■ Your instructions ■
All lines with the word "Emipro" must be pulled from the entries below.

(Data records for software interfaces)
--
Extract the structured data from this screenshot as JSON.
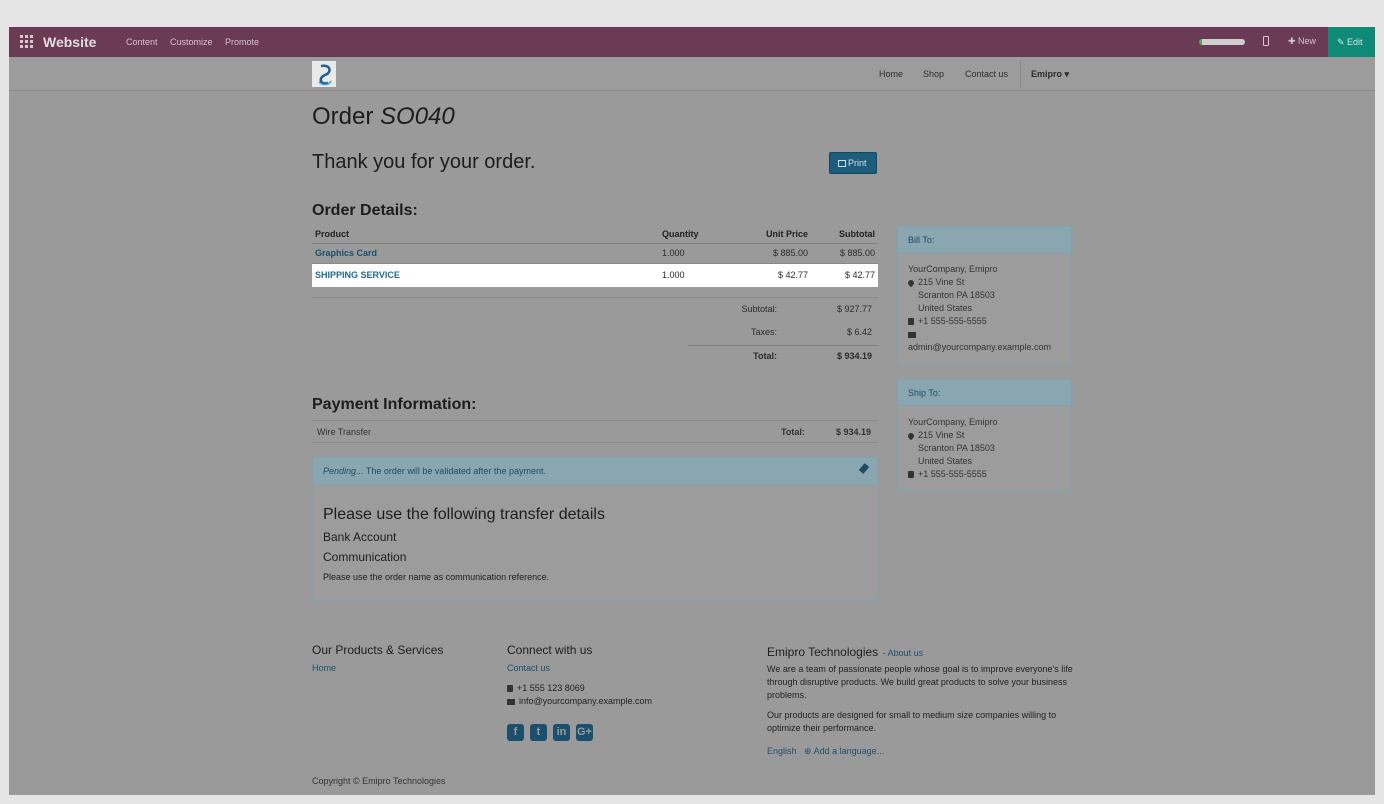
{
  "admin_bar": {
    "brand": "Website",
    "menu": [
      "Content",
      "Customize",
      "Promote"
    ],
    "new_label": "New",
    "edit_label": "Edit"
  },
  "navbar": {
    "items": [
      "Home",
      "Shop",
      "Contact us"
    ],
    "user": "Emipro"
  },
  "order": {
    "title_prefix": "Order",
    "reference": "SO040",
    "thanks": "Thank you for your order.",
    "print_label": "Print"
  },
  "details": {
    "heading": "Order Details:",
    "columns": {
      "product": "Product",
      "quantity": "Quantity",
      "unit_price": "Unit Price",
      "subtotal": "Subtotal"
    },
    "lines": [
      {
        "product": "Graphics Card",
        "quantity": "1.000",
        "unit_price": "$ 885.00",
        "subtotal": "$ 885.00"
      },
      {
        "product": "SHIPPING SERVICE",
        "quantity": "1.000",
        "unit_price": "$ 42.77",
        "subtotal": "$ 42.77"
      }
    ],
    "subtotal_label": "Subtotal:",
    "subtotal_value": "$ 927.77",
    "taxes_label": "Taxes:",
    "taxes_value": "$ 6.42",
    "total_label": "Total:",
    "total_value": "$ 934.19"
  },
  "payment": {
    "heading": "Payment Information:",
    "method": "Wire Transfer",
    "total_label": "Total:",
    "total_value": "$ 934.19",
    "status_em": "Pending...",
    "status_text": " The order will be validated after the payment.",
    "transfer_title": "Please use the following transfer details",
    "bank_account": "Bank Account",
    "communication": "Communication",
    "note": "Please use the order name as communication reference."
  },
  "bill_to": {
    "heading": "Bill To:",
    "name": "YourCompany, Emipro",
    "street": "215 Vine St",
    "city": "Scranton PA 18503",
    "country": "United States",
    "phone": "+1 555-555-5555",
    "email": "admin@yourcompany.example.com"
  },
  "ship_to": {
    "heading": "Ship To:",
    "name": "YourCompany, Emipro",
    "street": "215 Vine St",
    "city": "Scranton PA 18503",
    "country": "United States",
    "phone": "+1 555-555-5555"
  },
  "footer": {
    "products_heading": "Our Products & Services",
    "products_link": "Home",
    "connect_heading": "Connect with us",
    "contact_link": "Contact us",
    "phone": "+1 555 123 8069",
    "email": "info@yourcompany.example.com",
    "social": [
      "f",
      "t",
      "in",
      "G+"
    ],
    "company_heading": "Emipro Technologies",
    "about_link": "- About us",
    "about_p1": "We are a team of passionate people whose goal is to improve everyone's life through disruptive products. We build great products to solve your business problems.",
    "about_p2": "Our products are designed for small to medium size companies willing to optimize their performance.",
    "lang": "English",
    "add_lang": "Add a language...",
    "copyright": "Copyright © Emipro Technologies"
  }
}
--
■ Problem solution ■
    "user": "Emipro"
    "name": "YourCompany, Emipro",
    "name": "YourCompany, Emipro",
    "company_heading": "Emipro Technologies",
    "copyright": "Copyright © Emipro Technologies"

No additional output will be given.